With Alfred N’Diaye and El-Hadji Ba both heading for the exit door, that is not sufficient, unless Emanuele Giaccherini is permanently rebranded in the “number 10” spot, which seems unlikely.
The same applies to Poyet’s defensive ranks.
Vergini displayed his potential during the run-in after a “rabbit in the headlights” start to his Sunderland career, and will provide the welcome versatility of being comfortable at both centre-half and right-back.
But that’s still not sufficient back-up.
Valentin Roberge is the only other central defensive cover for John O’Shea and Wes Brown, while Vergini is the sole competition for full-backs Billy Jones and Patrick van Aanholt.
Poyet has already said that he wants an extra full-back capable of covering on both sides. After chasing Swansea’s Ashley Williams earlier this summer, another centre-half wouldn’t go amiss either, with both O’Shea and Brown in the final year of their contracts.
None of this comes cheap.
Sunderland have already shown a statement of intent by making their biggest individual outlay in two years by splashing out £10m on Rodwell.
The club will then equal its record transfer fee if the Borini deal is completed.
After such an outlay, it would be no surprise if a couple of the four players still required arrive on loan.
If Congerton can free up a few more quid by offloading the unwanted quartet of Danny Graham, Modibo Diakite, Cabral and David Moberg Karlsson, that will help, with both N’Diaye and Ba already on the verge of departing.
But there can be no let-up, no cigar lighting and no back-slapping yet.
Rodwell and the imminent Vergini signing only takes Sunderland over the halfway line for their summer business.
FOOTBALL League managers have formed an orderly queue to take Sunderland’s youngsters on loan after their impressive performances during pre-season.
Hartlepool boss Colin Cooper is the latest to join the line after expressing an interest in striker Mikael Mandron.
Doubtless, these academy products need to play regular first-team football, rather than be restricted to the underlying weaknesses of the Under-21 League.
But these loan spells need to start producing benefits, rather than Sunderland simply being a feeder club for the likes of Hartlepool and Carlisle.
Too many bright prospects – most notably Louis Laing – have come through the age groups at Sunderland post-Jordan Henderson and Jack Colback, without making the grade.
The talent is clearly there.

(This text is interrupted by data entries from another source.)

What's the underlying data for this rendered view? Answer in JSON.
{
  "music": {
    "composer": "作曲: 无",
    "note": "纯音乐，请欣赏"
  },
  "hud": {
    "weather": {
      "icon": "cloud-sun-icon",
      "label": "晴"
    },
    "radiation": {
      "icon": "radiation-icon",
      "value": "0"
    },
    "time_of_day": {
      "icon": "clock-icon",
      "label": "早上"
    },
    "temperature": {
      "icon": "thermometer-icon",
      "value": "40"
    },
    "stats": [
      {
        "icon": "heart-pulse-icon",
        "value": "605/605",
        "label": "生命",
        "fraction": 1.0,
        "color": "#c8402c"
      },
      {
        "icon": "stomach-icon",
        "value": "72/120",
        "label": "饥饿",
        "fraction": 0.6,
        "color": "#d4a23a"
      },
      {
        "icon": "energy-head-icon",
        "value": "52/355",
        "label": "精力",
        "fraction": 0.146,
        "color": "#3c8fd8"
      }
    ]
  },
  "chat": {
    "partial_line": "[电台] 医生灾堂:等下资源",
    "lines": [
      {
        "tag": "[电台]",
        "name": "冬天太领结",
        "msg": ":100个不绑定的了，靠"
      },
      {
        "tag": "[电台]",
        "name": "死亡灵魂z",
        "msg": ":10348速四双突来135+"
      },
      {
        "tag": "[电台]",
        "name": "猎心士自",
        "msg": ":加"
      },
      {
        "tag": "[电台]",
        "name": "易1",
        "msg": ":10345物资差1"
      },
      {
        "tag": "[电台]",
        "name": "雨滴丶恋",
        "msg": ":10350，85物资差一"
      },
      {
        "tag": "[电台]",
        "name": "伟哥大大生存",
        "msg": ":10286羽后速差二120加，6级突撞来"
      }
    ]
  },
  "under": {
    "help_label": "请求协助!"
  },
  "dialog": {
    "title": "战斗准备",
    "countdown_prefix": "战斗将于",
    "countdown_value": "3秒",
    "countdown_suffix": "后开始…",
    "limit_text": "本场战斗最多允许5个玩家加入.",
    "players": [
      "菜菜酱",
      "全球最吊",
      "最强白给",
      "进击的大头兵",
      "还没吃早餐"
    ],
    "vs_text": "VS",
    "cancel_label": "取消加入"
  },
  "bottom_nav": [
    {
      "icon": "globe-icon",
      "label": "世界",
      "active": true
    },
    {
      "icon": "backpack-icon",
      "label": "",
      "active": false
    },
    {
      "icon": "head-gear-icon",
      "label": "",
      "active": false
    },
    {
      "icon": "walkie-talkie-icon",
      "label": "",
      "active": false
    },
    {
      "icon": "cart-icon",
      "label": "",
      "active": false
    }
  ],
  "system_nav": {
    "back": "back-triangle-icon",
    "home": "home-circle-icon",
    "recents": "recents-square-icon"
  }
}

But converting those two or three players every year who have a slim chance of playing Premier League football is another matter altogether.